───── PROVIDED DATA ─────
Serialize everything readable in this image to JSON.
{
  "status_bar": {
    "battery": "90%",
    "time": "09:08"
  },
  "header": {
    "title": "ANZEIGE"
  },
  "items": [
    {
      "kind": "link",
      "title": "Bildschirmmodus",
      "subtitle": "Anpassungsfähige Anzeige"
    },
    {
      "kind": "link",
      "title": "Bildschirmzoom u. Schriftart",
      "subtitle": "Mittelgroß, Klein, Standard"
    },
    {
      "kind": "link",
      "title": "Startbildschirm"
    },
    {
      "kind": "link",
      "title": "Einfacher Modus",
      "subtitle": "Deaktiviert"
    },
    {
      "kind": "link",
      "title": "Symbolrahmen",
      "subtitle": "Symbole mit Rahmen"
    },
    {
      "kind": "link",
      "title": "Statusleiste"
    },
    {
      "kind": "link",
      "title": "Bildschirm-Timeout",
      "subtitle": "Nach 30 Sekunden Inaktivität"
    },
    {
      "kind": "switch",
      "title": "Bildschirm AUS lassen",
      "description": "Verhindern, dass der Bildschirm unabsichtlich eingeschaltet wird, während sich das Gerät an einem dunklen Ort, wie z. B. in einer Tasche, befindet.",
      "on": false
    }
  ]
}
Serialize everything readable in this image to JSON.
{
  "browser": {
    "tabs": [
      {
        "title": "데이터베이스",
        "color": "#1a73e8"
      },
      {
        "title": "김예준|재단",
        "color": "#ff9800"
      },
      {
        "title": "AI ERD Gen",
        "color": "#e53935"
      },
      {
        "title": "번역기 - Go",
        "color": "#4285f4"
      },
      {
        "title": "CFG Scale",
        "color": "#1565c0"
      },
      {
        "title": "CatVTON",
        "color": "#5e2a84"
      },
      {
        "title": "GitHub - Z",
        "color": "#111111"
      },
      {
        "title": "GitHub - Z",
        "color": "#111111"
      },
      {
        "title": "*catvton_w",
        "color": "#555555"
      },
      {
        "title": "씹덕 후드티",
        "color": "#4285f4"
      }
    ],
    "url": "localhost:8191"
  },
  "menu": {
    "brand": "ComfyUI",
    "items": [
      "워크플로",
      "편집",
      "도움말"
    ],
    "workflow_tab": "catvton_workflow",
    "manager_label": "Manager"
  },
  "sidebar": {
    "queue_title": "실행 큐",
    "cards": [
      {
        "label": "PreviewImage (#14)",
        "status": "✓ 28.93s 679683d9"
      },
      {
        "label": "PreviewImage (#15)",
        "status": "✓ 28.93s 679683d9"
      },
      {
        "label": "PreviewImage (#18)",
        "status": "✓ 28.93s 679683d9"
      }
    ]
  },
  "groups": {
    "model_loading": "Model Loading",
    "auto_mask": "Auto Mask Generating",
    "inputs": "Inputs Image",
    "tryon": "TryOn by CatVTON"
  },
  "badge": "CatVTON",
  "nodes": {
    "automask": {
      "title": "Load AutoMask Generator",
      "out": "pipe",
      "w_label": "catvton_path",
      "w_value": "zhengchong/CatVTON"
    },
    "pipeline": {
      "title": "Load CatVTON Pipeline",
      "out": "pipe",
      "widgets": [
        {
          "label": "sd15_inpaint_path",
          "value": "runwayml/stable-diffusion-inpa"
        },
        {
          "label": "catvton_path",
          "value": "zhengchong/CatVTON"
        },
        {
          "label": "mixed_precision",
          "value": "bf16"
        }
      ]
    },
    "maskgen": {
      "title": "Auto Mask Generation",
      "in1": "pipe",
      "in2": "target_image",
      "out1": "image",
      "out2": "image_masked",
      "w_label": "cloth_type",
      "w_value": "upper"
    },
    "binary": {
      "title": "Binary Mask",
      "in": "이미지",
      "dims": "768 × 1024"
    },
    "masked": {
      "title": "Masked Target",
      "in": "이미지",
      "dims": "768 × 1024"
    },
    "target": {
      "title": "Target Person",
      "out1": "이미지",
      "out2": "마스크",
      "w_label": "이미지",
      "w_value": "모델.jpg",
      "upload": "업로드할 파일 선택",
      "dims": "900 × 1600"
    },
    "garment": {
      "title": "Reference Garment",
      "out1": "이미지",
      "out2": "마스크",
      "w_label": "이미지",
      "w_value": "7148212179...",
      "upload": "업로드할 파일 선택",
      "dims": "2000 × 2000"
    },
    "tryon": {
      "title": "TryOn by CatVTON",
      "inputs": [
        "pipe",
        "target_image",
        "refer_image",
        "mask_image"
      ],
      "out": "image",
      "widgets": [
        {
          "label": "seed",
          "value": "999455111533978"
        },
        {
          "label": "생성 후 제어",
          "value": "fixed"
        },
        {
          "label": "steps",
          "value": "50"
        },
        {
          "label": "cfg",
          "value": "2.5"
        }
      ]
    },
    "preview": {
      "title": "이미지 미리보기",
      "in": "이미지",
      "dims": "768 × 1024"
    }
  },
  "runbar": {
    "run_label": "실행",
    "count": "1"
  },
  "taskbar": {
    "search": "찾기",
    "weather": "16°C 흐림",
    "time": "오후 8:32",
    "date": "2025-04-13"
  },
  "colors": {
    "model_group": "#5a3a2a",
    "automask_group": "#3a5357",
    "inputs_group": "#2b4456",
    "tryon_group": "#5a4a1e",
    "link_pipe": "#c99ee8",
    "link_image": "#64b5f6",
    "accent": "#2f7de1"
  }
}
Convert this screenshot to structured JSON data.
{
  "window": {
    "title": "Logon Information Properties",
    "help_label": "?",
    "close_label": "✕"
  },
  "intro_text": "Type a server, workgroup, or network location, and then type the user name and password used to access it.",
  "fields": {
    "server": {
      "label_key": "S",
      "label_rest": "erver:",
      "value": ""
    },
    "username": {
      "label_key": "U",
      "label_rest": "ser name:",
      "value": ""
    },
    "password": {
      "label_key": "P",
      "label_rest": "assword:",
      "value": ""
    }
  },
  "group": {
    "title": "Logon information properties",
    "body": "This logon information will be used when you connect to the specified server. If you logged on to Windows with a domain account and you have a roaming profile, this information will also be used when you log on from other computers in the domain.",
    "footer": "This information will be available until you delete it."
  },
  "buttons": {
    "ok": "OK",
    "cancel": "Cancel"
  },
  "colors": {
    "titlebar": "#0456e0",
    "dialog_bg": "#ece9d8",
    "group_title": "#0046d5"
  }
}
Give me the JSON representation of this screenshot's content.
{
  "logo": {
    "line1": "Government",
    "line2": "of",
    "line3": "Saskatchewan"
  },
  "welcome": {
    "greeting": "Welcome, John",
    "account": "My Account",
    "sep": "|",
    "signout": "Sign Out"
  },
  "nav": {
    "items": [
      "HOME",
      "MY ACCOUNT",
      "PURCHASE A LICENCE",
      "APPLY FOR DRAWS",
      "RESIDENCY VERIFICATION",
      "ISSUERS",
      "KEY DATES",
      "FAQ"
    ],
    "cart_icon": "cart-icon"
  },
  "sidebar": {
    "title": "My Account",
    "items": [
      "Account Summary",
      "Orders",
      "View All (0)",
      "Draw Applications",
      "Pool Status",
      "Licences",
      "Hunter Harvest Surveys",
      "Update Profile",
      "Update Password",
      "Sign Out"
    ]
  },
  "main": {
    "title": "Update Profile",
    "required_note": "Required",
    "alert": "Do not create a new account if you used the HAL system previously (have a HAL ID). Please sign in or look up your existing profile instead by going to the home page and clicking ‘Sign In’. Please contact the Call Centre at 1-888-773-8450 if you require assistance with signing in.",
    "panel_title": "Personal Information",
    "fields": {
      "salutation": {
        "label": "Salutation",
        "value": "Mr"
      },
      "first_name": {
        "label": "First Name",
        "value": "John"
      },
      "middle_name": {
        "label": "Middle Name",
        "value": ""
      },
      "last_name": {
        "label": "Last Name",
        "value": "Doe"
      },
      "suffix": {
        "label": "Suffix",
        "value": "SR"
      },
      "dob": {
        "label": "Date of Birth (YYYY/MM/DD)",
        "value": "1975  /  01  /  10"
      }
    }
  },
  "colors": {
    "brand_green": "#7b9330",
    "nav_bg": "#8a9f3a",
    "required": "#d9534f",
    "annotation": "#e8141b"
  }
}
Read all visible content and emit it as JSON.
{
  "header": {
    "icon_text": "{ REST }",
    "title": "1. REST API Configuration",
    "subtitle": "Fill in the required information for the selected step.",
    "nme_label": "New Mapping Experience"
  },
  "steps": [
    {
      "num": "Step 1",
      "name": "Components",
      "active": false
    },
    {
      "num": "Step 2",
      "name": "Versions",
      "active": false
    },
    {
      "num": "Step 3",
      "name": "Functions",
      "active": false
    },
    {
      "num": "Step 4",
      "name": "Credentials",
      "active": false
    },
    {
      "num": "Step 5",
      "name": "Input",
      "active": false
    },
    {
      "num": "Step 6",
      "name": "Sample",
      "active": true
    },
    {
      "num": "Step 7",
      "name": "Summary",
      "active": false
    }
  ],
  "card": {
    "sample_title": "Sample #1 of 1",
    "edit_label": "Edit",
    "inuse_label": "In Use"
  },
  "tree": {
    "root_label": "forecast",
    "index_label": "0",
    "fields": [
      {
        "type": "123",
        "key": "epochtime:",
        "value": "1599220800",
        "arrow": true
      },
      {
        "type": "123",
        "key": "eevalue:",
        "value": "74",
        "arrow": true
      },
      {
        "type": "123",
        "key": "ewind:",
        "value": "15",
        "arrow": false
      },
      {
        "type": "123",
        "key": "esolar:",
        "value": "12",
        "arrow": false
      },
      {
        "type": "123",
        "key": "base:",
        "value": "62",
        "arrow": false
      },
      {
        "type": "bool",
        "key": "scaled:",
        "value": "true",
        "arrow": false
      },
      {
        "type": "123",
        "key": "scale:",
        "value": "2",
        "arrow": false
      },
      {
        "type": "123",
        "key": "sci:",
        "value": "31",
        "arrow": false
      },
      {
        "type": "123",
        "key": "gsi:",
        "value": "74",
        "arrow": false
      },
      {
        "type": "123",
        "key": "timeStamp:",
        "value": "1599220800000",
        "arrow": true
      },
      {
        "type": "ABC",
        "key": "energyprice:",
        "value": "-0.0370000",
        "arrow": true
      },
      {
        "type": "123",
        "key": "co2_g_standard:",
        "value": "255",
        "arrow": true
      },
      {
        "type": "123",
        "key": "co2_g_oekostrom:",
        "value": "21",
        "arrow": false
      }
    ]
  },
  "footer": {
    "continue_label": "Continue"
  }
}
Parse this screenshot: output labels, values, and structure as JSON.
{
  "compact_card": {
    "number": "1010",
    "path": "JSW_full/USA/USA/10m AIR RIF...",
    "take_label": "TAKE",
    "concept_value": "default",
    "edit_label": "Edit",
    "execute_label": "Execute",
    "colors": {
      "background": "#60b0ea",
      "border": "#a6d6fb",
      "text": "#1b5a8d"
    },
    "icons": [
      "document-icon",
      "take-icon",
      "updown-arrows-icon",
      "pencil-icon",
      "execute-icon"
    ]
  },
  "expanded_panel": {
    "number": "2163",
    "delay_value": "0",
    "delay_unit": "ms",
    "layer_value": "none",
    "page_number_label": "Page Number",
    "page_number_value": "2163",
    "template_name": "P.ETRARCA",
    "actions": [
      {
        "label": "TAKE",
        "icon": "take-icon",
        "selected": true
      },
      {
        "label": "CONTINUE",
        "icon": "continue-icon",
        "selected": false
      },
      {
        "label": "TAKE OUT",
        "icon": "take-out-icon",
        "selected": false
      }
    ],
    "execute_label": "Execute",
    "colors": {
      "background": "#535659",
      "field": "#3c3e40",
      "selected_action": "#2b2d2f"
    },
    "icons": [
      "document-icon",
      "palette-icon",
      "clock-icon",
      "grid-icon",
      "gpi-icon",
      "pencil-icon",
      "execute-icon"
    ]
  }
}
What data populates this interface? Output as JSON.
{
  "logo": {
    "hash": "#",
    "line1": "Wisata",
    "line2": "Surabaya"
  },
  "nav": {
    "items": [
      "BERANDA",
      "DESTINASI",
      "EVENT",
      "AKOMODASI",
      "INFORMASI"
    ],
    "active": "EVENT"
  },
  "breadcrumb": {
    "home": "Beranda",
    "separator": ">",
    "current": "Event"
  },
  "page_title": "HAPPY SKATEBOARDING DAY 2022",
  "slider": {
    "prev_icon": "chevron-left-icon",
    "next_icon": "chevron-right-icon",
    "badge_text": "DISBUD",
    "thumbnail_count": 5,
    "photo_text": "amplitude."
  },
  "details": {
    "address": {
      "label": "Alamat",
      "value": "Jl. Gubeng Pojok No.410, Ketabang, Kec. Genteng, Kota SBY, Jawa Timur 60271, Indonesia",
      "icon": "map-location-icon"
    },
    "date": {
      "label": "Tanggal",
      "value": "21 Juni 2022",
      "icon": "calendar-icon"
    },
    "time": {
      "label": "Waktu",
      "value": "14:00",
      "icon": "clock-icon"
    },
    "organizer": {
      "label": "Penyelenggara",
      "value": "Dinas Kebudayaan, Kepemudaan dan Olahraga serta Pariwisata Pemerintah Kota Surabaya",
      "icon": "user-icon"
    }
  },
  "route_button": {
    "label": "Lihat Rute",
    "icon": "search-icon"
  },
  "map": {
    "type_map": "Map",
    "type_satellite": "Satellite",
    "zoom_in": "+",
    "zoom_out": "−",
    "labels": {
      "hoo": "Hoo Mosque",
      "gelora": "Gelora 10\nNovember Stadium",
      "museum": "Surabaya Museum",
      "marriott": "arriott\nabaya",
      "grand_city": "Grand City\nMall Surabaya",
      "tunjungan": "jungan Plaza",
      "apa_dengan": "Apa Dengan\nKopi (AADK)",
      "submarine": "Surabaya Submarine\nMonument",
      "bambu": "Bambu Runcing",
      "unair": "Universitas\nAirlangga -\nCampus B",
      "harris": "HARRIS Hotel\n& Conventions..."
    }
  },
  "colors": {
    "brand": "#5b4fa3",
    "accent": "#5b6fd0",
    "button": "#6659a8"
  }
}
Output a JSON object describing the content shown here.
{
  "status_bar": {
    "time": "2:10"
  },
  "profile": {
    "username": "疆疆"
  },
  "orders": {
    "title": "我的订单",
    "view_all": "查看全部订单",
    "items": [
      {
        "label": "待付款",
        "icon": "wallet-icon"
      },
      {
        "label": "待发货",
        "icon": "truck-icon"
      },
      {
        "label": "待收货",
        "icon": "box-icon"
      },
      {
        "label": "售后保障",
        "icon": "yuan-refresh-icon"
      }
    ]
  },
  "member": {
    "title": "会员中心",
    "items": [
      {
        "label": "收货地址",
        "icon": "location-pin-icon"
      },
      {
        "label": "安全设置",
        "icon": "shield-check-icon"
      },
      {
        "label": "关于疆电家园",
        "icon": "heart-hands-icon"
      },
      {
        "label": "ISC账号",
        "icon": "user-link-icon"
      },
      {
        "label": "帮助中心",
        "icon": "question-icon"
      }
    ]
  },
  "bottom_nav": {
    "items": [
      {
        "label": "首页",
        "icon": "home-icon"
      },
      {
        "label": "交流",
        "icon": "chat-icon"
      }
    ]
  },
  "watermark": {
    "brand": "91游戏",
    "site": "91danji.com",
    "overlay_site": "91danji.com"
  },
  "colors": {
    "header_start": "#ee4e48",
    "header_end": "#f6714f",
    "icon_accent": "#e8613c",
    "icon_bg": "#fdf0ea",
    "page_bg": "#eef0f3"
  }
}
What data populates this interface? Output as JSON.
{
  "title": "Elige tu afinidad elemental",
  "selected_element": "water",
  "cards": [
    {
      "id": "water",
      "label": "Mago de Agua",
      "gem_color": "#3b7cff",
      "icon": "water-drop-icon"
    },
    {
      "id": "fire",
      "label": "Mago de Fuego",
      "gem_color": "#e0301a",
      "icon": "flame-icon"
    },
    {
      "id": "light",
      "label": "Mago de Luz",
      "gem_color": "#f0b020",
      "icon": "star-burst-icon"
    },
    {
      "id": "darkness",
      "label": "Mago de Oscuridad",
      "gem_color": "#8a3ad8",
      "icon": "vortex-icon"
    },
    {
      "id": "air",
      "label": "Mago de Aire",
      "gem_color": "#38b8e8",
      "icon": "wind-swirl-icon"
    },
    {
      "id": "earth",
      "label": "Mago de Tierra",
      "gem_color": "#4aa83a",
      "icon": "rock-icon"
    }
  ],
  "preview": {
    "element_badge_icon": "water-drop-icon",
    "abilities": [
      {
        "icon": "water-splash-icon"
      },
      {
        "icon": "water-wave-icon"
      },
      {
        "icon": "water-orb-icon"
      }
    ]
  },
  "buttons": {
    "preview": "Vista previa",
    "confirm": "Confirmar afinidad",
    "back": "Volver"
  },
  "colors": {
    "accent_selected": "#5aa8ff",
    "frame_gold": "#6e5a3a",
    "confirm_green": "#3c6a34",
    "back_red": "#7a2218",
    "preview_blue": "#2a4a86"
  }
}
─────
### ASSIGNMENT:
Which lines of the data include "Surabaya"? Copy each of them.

### RESPONSE:
    "line2": "Surabaya"
      "value": "Dinas Kebudayaan, Kepemudaan dan Olahraga serta Pariwisata Pemerintah Kota Surabaya",
      "museum": "Surabaya Museum",
      "grand_city": "Grand City\nMall Surabaya",
      "submarine": "Surabaya Submarine\nMonument",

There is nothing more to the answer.